[AIM OF THE TASK]
Go through the lines below and copy each one that holds the string "this".

^^^^^^^^^^^^^^^^

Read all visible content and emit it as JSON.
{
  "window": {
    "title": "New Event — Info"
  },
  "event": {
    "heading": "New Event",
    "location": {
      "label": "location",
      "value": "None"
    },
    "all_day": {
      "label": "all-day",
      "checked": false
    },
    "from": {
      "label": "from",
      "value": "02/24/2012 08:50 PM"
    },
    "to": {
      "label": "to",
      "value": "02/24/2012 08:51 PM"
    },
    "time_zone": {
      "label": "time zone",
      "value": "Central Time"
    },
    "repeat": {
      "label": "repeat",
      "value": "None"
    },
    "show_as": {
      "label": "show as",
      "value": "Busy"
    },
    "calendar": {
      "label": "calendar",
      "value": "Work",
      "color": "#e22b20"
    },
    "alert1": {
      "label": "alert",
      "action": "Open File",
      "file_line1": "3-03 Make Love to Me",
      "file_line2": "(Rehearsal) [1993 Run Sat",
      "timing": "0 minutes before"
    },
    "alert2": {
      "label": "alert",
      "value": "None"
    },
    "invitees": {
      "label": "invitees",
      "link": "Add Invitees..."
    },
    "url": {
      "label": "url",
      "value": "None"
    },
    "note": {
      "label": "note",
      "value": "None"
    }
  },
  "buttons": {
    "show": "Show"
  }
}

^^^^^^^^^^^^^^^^

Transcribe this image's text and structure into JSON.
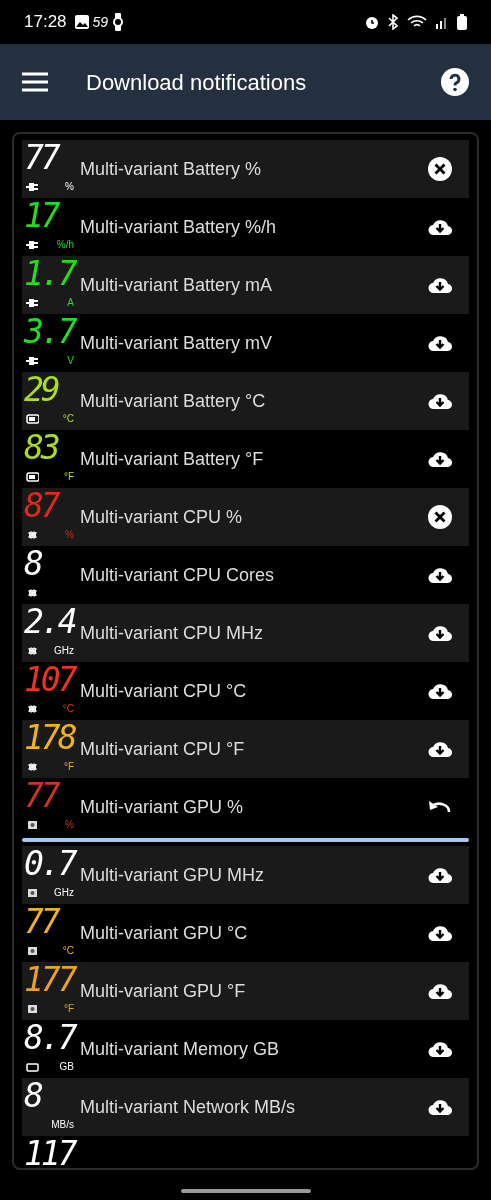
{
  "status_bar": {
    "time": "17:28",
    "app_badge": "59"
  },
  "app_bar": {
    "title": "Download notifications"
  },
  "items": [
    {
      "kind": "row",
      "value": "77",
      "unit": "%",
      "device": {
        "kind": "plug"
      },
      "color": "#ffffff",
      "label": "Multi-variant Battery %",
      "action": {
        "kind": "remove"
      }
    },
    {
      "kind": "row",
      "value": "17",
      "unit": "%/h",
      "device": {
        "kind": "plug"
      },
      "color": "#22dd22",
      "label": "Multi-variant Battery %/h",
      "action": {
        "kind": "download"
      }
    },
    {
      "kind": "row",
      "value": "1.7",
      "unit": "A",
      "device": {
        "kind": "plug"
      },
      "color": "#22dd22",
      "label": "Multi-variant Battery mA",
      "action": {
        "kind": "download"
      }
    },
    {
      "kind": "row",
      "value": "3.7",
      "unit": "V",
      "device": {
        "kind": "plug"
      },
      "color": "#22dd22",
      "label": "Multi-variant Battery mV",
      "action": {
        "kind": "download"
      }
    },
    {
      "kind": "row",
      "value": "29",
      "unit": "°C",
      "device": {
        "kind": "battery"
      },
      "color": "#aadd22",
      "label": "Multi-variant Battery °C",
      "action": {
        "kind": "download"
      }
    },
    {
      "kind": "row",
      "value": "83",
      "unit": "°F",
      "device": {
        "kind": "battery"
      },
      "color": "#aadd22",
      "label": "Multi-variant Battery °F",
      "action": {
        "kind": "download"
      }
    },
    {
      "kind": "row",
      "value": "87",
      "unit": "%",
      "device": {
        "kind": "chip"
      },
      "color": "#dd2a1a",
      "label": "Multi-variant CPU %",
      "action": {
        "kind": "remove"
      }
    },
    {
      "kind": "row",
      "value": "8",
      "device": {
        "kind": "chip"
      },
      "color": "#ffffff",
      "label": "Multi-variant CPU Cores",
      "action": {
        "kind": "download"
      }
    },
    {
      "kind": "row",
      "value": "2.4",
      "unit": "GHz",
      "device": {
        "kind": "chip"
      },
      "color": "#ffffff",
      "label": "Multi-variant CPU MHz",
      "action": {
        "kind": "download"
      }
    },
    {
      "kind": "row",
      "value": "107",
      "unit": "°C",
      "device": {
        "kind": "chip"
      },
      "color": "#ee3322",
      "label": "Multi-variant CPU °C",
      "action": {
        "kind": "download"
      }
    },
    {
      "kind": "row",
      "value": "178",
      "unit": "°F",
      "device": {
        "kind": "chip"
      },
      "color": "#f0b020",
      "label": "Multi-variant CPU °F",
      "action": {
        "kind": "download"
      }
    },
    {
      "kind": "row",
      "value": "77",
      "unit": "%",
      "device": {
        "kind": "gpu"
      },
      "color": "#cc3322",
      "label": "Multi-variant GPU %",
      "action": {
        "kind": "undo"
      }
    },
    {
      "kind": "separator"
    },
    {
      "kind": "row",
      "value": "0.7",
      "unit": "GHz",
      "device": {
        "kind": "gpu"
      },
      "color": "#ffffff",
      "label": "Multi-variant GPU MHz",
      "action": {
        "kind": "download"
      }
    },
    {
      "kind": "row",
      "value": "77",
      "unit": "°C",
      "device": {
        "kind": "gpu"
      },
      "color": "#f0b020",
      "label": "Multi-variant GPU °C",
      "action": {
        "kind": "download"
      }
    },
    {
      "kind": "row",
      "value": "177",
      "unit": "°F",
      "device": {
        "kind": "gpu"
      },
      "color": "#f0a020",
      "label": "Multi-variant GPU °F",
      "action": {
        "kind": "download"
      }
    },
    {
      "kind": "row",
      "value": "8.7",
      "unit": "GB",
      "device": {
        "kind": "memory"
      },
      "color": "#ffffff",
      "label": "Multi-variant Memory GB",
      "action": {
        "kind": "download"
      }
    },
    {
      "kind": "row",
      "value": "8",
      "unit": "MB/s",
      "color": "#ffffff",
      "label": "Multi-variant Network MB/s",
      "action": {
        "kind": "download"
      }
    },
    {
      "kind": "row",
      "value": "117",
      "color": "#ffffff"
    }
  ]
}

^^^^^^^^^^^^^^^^

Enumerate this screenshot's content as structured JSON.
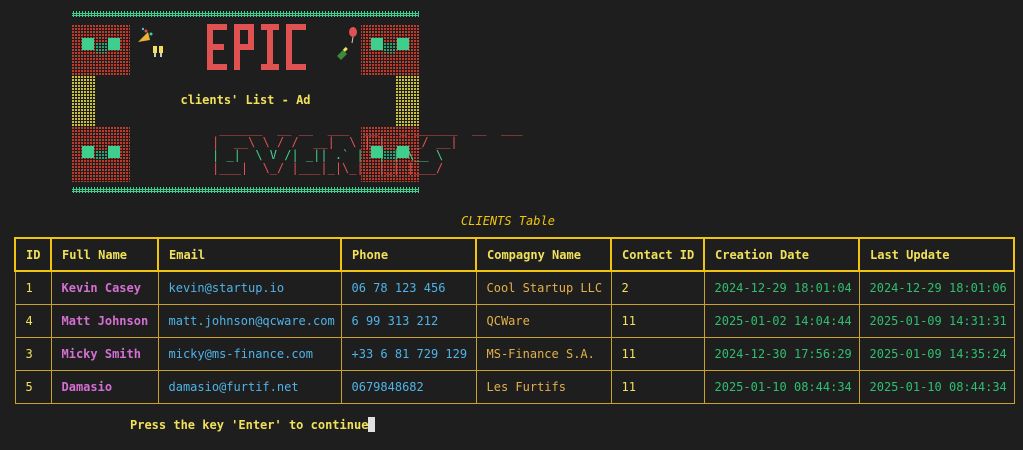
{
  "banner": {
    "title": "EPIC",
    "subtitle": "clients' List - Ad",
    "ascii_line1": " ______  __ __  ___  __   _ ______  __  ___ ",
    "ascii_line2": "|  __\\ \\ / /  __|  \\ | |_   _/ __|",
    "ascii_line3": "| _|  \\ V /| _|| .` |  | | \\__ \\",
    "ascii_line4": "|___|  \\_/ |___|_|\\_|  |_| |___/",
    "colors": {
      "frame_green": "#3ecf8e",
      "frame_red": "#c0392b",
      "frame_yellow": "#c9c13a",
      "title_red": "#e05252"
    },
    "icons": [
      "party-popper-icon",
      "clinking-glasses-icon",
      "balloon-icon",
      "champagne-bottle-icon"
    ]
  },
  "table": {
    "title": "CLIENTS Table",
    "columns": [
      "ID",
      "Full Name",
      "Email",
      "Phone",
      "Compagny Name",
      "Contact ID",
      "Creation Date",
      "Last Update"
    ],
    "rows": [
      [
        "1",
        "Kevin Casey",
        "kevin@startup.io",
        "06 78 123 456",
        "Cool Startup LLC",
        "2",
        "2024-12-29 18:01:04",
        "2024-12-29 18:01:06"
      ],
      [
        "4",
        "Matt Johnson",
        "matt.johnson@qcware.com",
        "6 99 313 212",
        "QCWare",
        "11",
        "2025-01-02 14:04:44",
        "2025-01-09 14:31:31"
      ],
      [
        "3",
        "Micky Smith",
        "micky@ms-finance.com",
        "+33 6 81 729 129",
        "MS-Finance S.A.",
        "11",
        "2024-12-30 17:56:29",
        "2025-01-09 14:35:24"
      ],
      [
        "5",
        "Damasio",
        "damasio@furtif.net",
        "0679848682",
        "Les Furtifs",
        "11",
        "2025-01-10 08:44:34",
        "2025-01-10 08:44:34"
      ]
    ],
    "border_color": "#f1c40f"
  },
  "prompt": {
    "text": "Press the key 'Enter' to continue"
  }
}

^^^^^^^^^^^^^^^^

[OUTPUT OF THE TASK]
Transcribe this image's text and structure into JSON.
Enumerate this screenshot's content as structured JSON.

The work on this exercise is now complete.